More pictures of the process are here:

Bird #1

There were a couple of brown spots on the back of the bird after firing, which may mean that I didn’t steam the wax out of the mold well enough, or that the clear or ivory powder were contaminated.

Fusing for Engraving

Fusing for Engraving

These were fired in kiln #2, with the following schedule:
1. 3:00 – 538
2. 3:01 – 793
3. 3:31 @ 793
4. 3:32 – 538
5. 4:00 – 516
6. 5:30 – 427
7. 10:00 – 50

They were put in, Monday November 10th, and came out Wednesday November 12th.

There were four shelves, the bottom shelf was two layers of grey over one layer of white. The second shelf up was two layers of steel blue over one layer of white. Each of those shelves were pieces that were 10″ x 6.5″. The third shelf up were smaller samples, one was cream on the bottom, grey, then black, and the other was black on the bottom, grey and then white. The top shelf was small two-layer colour samples. All the glass was Spectrum System 96 tested 3mm sheet.

After firing, the bottom layer had a lot of bubbles between the layers of glass. In the future, I will try the following firing schedule in order to reduce bubbles:

1. 5:00 – 590
2. 5:30 – 660
3. 6:00 @ 660
4. 7:00 – 710
5. 7:01 – 800
6. 7:31 @ 800
7. 7:32 – 540
8. 8:00 – 513
9. 9:30 @ 513
10. 13:30 – 427
11. 19:30 – 50

Also, the second shelf up cracked in one of the corners. Probably because I didn’t kiln wash the dams that I used around the fusings properly.

All the pictures from the process are in the following album.

Fusing #1
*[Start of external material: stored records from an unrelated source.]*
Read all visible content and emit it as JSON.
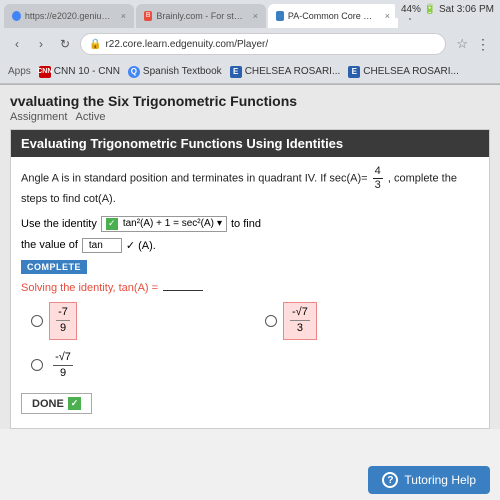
{
  "browser": {
    "tabs": [
      {
        "id": "tab1",
        "label": "https://e2020.geniussis...",
        "active": false,
        "icon": "🔵"
      },
      {
        "id": "tab2",
        "label": "Brainly.com - For studen...",
        "active": false,
        "icon": "📝"
      },
      {
        "id": "tab3",
        "label": "PA-Common Core Geome...",
        "active": true,
        "icon": "📄"
      },
      {
        "id": "tab-add",
        "label": "+",
        "active": false,
        "icon": ""
      }
    ],
    "url": "r22.core.learn.edgenuity.com/Player/",
    "bookmarks": [
      {
        "label": "CNN 10 - CNN",
        "icon": "CNN",
        "iconClass": "cnn-icon"
      },
      {
        "label": "Spanish Textbook",
        "icon": "P",
        "iconClass": "search-icon-bm"
      },
      {
        "label": "CHELSEA ROSARI...",
        "icon": "E",
        "iconClass": "chelsea-icon"
      },
      {
        "label": "CHELSEA ROSARI...",
        "icon": "E",
        "iconClass": "chelsea-icon"
      }
    ],
    "status": "44% 🔋 Sat 3:06 PM"
  },
  "page": {
    "title": "valuating the Six Trigonometric Functions",
    "assignment_label": "Assignment",
    "status": "Active"
  },
  "section": {
    "heading": "Evaluating Trigonometric Functions Using Identities",
    "problem_text_1": "Angle A is in standard position and terminates in quadrant IV. If sec(A)=",
    "fraction_num": "4",
    "fraction_den": "3",
    "problem_text_2": ", complete the steps to find cot(A).",
    "identity_prefix": "Use the identity",
    "identity_dropdown": "tan²(A) + 1 = sec²(A)",
    "identity_suffix": "to find",
    "value_label": "the value of",
    "value_input": "tan",
    "check_label": "✓ (A).",
    "complete_btn": "COMPLETE",
    "solving_label": "Solving the identity, tan(A) =",
    "blank": "____.",
    "answers": [
      {
        "id": "a1",
        "num": "-7",
        "den": "9",
        "highlighted": true
      },
      {
        "id": "a2",
        "num": "-√7",
        "den": "3",
        "highlighted": true
      },
      {
        "id": "a3",
        "num": "-√7",
        "den": "9",
        "highlighted": false
      }
    ],
    "done_label": "DONE",
    "check_mark": "✓"
  },
  "footer": {
    "tutoring_icon": "?",
    "tutoring_label": "Tutoring Help"
  }
}
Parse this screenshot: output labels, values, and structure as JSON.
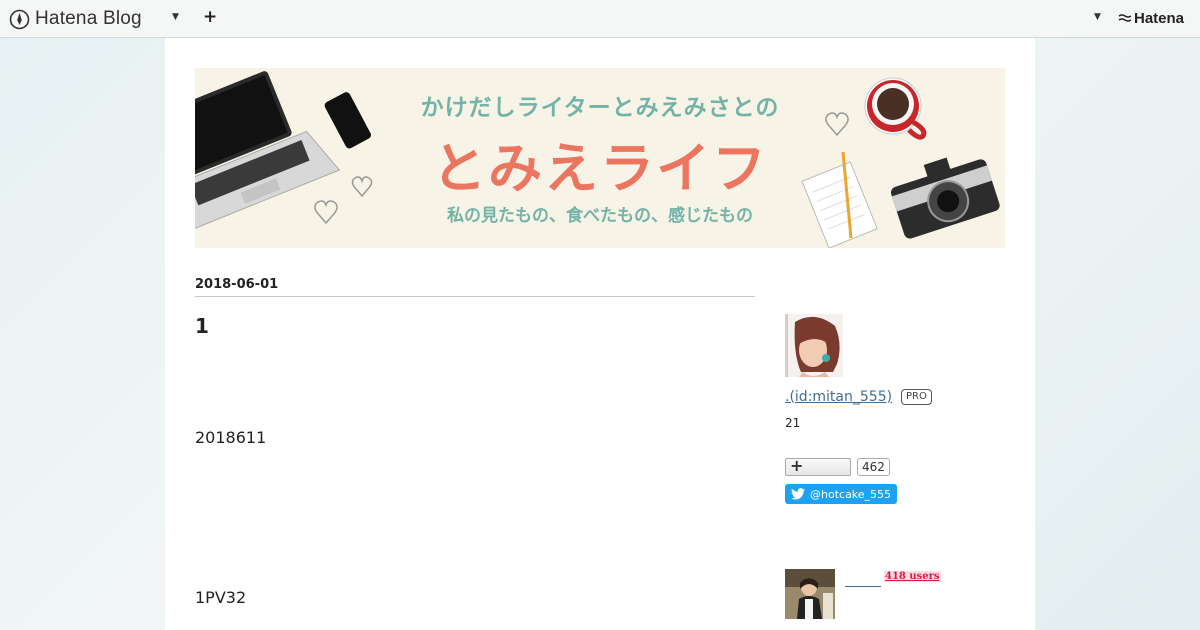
{
  "global_header": {
    "logo_text": "Hatena Blog",
    "hatena_text": "Hatena"
  },
  "banner": {
    "line1": "かけだしライターとみえみさとの",
    "line2": "とみえライフ",
    "line3": "私の見たもの、食べたもの、感じたもの"
  },
  "article": {
    "date": "2018-06-01",
    "title": "1",
    "paragraph1": "2018611",
    "paragraph2": "1PV32"
  },
  "sidebar": {
    "profile_link": ".(id:mitan_555)",
    "pro_badge": "PRO",
    "subscriber_text": "21",
    "subscribe_count": "462",
    "twitter_handle": "@hotcake_555",
    "users_badge": "418 users"
  },
  "colors": {
    "twitter_blue": "#1da1f2",
    "banner_coral": "#ec7560",
    "banner_teal": "#73b3a8",
    "link_blue": "#3d6e96"
  }
}
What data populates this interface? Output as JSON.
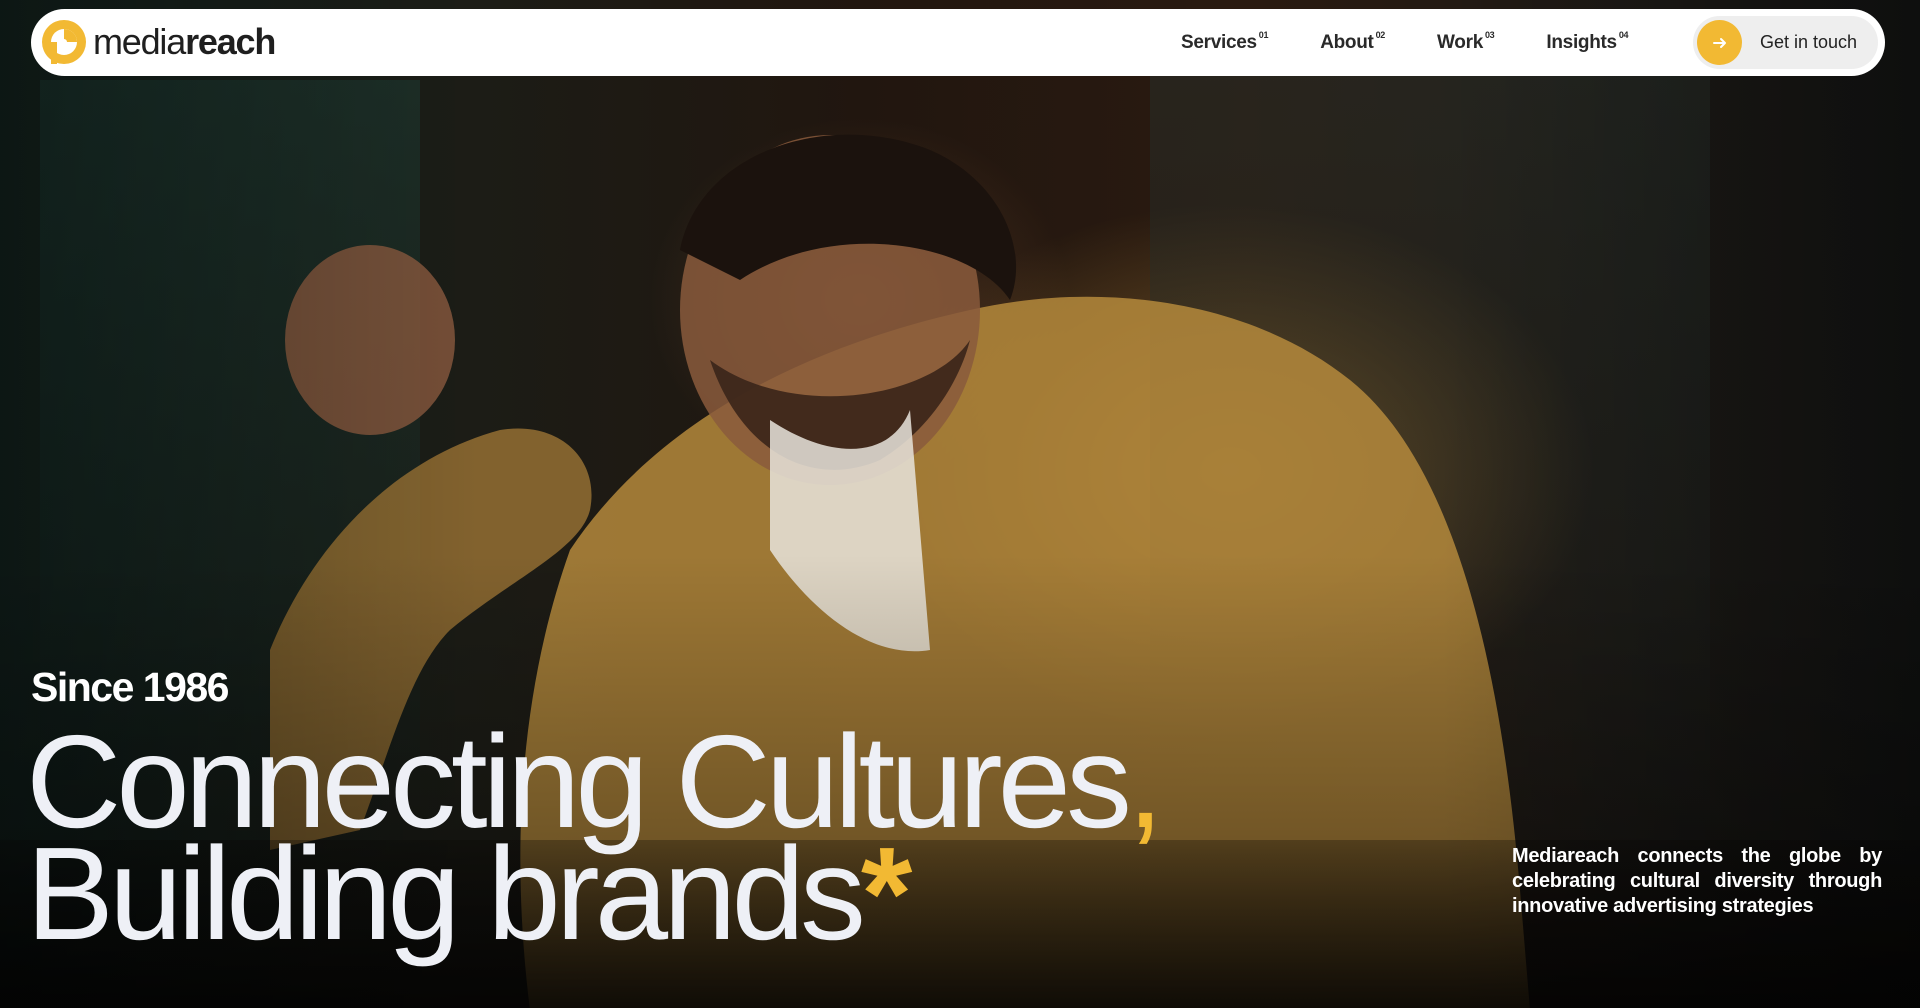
{
  "brand": {
    "logo_light": "media",
    "logo_bold": "reach",
    "accent_color": "#f2b933"
  },
  "nav": {
    "items": [
      {
        "label": "Services",
        "index": "01"
      },
      {
        "label": "About",
        "index": "02"
      },
      {
        "label": "Work",
        "index": "03"
      },
      {
        "label": "Insights",
        "index": "04"
      }
    ],
    "cta": {
      "label": "Get in touch",
      "icon": "arrow-right-icon"
    }
  },
  "hero": {
    "since": "Since 1986",
    "headline_line1": "Connecting Cultures",
    "headline_comma": ",",
    "headline_line2": "Building brands",
    "headline_asterisk": "*",
    "tagline": "Mediareach connects the globe by celebrating cultural diversity through innovative advertising strategies",
    "background": "hero-video-man-in-mustard-sweater"
  }
}
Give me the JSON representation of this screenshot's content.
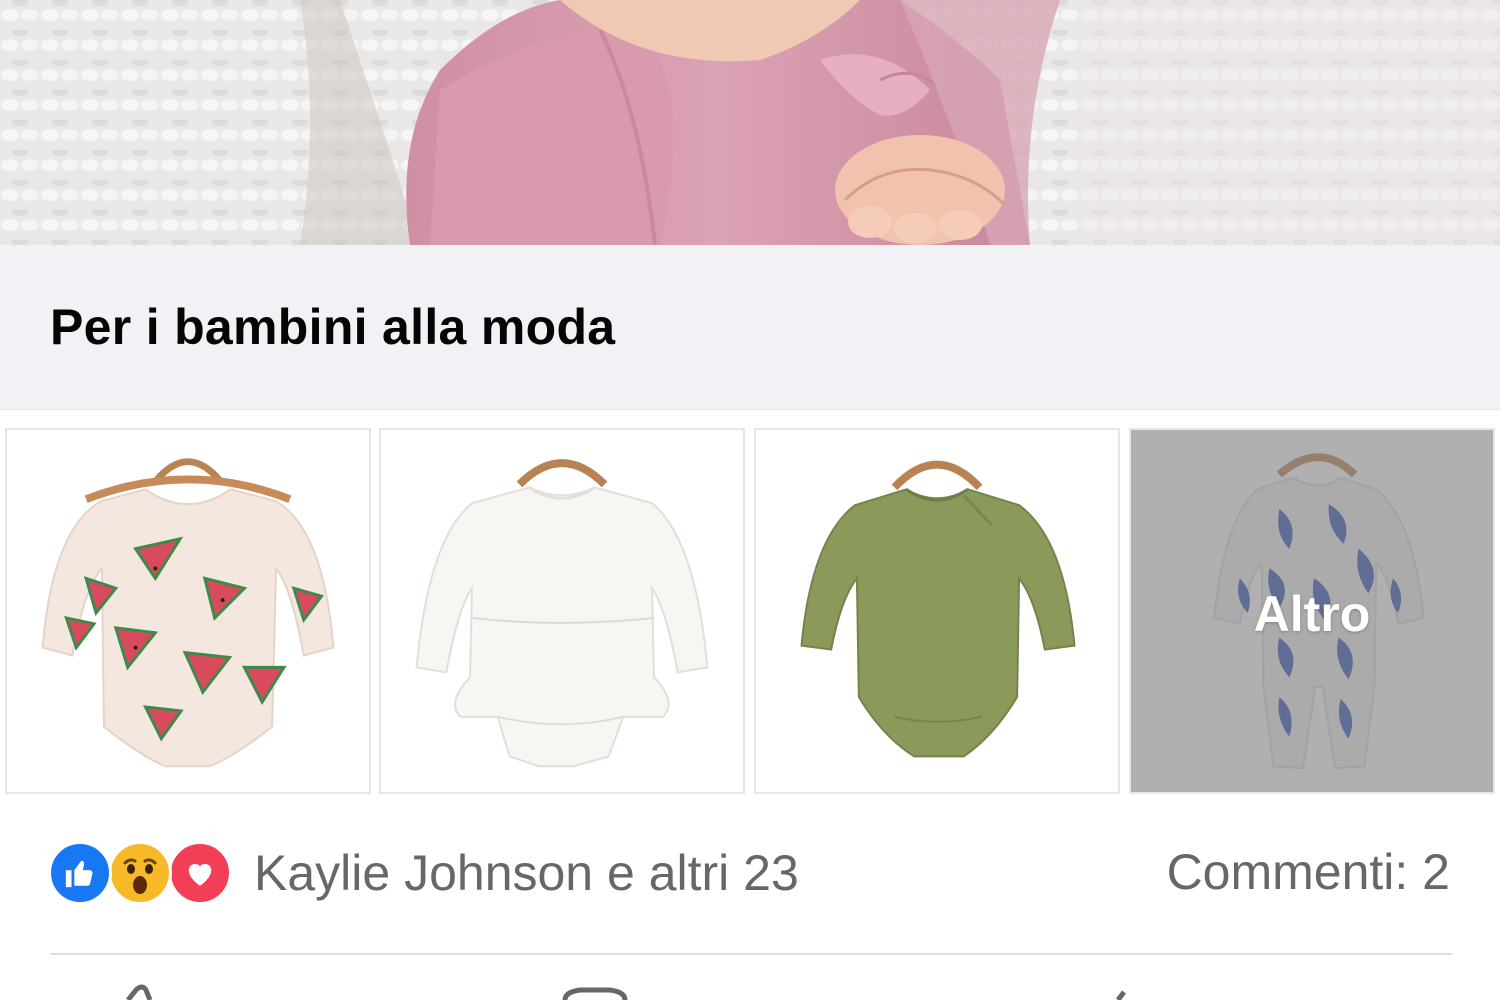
{
  "post": {
    "hero_image_alt": "baby-photo",
    "collection_title": "Per i bambini alla moda",
    "products": [
      {
        "name": "watermelon-onesie"
      },
      {
        "name": "white-dress-onesie"
      },
      {
        "name": "olive-onesie"
      },
      {
        "name": "blue-print-sleeper",
        "overlay_label": "Altro"
      }
    ],
    "reactions": {
      "icons": [
        "like-icon",
        "wow-icon",
        "love-icon"
      ],
      "summary": "Kaylie Johnson e altri 23"
    },
    "comments_label": "Commenti: 2"
  },
  "colors": {
    "like": "#1877f2",
    "wow": "#f7b928",
    "love": "#f33e58",
    "caption_bg": "#f0f2f5",
    "muted_text": "#65676b"
  }
}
I intended to engrave all the pieces, but the two larger ones were cracked or bubbled. I did engrave the smaller samples, but the one that was black on top, did not work very well, in the future, I will make sure the have to top colour be thinner than the bottom one, as cutting through the two layers of dark colour to the lighter colour on the bottom left the back layer too thin, and forced me to cut away too much glass. The image at the top of this post is of the finished engraving on the sample that was white on top.